— Task item —
Which lines in the data contain the word "value"? Please copy each of them.

=======

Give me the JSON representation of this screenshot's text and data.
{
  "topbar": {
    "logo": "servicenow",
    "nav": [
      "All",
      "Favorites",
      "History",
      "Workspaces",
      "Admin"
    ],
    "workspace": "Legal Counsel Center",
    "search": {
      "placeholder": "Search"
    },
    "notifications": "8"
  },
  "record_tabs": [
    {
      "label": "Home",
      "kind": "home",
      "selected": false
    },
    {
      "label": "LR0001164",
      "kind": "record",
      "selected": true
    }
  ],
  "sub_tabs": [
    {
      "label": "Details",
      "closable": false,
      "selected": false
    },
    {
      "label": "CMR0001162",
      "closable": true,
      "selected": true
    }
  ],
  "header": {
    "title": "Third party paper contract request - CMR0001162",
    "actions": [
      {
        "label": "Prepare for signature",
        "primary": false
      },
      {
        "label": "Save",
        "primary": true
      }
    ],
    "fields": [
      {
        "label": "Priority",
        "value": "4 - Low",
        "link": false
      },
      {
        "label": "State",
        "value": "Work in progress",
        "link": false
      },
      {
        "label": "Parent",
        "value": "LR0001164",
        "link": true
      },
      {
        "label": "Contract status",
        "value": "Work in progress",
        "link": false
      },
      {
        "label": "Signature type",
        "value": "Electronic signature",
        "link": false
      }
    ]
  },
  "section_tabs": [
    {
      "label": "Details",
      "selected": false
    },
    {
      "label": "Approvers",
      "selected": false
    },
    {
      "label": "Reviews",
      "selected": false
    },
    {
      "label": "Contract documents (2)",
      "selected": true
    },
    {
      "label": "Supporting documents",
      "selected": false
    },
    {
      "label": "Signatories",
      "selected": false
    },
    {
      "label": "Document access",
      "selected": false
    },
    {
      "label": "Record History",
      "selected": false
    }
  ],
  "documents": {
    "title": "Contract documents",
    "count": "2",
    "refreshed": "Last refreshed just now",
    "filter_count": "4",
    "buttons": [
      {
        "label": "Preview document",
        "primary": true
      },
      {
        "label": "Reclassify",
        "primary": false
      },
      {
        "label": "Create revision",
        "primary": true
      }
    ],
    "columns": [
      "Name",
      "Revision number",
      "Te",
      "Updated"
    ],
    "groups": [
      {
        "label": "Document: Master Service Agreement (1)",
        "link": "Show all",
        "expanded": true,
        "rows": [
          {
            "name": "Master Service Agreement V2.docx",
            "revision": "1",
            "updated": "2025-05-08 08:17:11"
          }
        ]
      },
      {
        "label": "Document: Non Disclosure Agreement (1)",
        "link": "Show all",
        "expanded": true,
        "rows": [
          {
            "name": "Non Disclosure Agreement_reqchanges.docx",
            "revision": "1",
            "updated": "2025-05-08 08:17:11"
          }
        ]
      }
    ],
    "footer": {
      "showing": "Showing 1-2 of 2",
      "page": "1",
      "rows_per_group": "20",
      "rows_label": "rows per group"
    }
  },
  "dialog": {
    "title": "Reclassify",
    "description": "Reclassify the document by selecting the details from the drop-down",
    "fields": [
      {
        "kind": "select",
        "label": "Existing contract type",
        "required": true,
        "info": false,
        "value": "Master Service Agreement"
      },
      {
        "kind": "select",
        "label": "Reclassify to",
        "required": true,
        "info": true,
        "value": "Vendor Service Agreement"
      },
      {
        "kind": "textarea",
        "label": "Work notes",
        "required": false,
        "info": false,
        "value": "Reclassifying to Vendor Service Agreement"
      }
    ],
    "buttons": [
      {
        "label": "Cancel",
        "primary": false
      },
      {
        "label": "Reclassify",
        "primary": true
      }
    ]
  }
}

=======

— Exercise output —
        "value": "4 - Low",
        "value": "Work in progress",
        "value": "LR0001164",
        "value": "Work in progress",
        "value": "Electronic signature",
        "value": "Master Service Agreement"
        "value": "Vendor Service Agreement"
        "value": "Reclassifying to Vendor Service Agreement"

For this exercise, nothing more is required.